The response should consist of every record, reproduced exactly.

Excerpts from an interface dataset:
>>

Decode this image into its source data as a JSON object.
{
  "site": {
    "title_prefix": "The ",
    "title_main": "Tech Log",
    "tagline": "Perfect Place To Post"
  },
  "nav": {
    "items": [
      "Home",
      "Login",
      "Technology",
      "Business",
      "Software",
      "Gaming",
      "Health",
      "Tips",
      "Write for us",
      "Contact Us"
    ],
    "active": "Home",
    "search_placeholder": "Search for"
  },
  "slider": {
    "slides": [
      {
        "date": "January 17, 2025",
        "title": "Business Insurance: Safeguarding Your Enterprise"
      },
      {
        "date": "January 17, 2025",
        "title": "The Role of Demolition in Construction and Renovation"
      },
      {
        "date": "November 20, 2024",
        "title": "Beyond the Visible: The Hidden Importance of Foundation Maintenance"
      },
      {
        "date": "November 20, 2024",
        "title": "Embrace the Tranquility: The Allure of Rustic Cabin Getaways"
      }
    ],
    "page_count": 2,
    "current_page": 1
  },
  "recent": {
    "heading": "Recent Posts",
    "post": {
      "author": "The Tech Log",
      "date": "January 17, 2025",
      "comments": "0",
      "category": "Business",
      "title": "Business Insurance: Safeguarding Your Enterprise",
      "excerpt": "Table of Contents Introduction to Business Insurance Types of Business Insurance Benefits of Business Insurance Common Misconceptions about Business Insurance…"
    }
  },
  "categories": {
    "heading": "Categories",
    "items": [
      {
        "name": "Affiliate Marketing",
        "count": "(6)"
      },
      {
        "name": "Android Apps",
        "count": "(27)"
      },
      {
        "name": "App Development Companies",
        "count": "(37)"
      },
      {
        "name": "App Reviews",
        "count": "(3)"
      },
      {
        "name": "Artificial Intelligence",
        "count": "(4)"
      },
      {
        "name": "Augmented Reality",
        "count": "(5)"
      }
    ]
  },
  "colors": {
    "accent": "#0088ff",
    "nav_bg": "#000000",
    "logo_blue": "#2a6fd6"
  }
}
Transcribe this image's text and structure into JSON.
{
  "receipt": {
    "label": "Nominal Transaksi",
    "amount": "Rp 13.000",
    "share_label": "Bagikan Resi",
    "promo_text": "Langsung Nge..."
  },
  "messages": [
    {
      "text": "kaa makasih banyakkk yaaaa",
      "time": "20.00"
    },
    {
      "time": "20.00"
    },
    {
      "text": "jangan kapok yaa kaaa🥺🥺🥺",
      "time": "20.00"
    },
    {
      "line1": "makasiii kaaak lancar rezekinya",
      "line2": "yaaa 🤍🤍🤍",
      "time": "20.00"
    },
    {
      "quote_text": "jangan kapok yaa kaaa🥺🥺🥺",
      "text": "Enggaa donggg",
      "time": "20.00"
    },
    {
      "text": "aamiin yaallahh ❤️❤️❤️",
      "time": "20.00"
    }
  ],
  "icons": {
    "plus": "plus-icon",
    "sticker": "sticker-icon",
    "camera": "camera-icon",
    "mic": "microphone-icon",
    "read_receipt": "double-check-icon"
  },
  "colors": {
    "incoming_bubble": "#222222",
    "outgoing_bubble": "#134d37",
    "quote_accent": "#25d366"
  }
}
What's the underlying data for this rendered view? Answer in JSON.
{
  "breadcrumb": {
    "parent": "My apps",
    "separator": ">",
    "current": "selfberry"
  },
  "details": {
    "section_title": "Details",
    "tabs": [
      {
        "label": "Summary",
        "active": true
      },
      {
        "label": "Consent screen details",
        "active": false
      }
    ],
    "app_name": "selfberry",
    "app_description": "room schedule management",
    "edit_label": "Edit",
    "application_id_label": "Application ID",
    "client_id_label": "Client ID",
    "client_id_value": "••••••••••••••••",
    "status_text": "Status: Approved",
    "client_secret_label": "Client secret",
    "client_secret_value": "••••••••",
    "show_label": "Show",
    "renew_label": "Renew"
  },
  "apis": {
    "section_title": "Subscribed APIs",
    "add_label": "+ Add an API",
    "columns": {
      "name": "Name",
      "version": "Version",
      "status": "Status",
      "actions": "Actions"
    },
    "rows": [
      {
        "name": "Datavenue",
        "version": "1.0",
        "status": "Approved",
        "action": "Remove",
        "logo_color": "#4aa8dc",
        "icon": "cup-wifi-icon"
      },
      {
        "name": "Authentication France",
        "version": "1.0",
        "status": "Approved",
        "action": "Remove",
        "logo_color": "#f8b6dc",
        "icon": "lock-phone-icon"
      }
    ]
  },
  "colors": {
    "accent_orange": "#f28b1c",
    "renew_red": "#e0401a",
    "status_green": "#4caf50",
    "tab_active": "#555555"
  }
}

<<

» Output
Decode this image into its source data as a JSON object.
{
  "site": {
    "title_prefix": "The ",
    "title_main": "Tech Log",
    "tagline": "Perfect Place To Post"
  },
  "nav": {
    "items": [
      "Home",
      "Login",
      "Technology",
      "Business",
      "Software",
      "Gaming",
      "Health",
      "Tips",
      "Write for us",
      "Contact Us"
    ],
    "active": "Home",
    "search_placeholder": "Search for"
  },
  "slider": {
    "slides": [
      {
        "date": "January 17, 2025",
        "title": "Business Insurance: Safeguarding Your Enterprise"
      },
      {
        "date": "January 17, 2025",
        "title": "The Role of Demolition in Construction and Renovation"
      },
      {
        "date": "November 20, 2024",
        "title": "Beyond the Visible: The Hidden Importance of Foundation Maintenance"
      },
      {
        "date": "November 20, 2024",
        "title": "Embrace the Tranquility: The Allure of Rustic Cabin Getaways"
      }
    ],
    "page_count": 2,
    "current_page": 1
  },
  "recent": {
    "heading": "Recent Posts",
    "post": {
      "author": "The Tech Log",
      "date": "January 17, 2025",
      "comments": "0",
      "category": "Business",
      "title": "Business Insurance: Safeguarding Your Enterprise",
      "excerpt": "Table of Contents Introduction to Business Insurance Types of Business Insurance Benefits of Business Insurance Common Misconceptions about Business Insurance…"
    }
  },
  "categories": {
    "heading": "Categories",
    "items": [
      {
        "name": "Affiliate Marketing",
        "count": "(6)"
      },
      {
        "name": "Android Apps",
        "count": "(27)"
      },
      {
        "name": "App Development Companies",
        "count": "(37)"
      },
      {
        "name": "App Reviews",
        "count": "(3)"
      },
      {
        "name": "Artificial Intelligence",
        "count": "(4)"
      },
      {
        "name": "Augmented Reality",
        "count": "(5)"
      }
    ]
  },
  "colors": {
    "accent": "#0088ff",
    "nav_bg": "#000000",
    "logo_blue": "#2a6fd6"
  }
}
Transcribe this image's text and structure into JSON.
{
  "receipt": {
    "label": "Nominal Transaksi",
    "amount": "Rp 13.000",
    "share_label": "Bagikan Resi",
    "promo_text": "Langsung Nge..."
  },
  "messages": [
    {
      "text": "kaa makasih banyakkk yaaaa",
      "time": "20.00"
    },
    {
      "time": "20.00"
    },
    {
      "text": "jangan kapok yaa kaaa🥺🥺🥺",
      "time": "20.00"
    },
    {
      "line1": "makasiii kaaak lancar rezekinya",
      "line2": "yaaa 🤍🤍🤍",
      "time": "20.00"
    },
    {
      "quote_text": "jangan kapok yaa kaaa🥺🥺🥺",
      "text": "Enggaa donggg",
      "time": "20.00"
    },
    {
      "text": "aamiin yaallahh ❤️❤️❤️",
      "time": "20.00"
    }
  ],
  "icons": {
    "plus": "plus-icon",
    "sticker": "sticker-icon",
    "camera": "camera-icon",
    "mic": "microphone-icon",
    "read_receipt": "double-check-icon"
  },
  "colors": {
    "incoming_bubble": "#222222",
    "outgoing_bubble": "#134d37",
    "quote_accent": "#25d366"
  }
}
What's the underlying data for this rendered view? Answer in JSON.
{
  "breadcrumb": {
    "parent": "My apps",
    "separator": ">",
    "current": "selfberry"
  },
  "details": {
    "section_title": "Details",
    "tabs": [
      {
        "label": "Summary",
        "active": true
      },
      {
        "label": "Consent screen details",
        "active": false
      }
    ],
    "app_name": "selfberry",
    "app_description": "room schedule management",
    "edit_label": "Edit",
    "application_id_label": "Application ID",
    "client_id_label": "Client ID",
    "client_id_value": "••••••••••••••••",
    "status_text": "Status: Approved",
    "client_secret_label": "Client secret",
    "client_secret_value": "••••••••",
    "show_label": "Show",
    "renew_label": "Renew"
  },
  "apis": {
    "section_title": "Subscribed APIs",
    "add_label": "+ Add an API",
    "columns": {
      "name": "Name",
      "version": "Version",
      "status": "Status",
      "actions": "Actions"
    },
    "rows": [
      {
        "name": "Datavenue",
        "version": "1.0",
        "status": "Approved",
        "action": "Remove",
        "logo_color": "#4aa8dc",
        "icon": "cup-wifi-icon"
      },
      {
        "name": "Authentication France",
        "version": "1.0",
        "status": "Approved",
        "action": "Remove",
        "logo_color": "#f8b6dc",
        "icon": "lock-phone-icon"
      }
    ]
  },
  "colors": {
    "accent_orange": "#f28b1c",
    "renew_red": "#e0401a",
    "status_green": "#4caf50",
    "tab_active": "#555555"
  }
}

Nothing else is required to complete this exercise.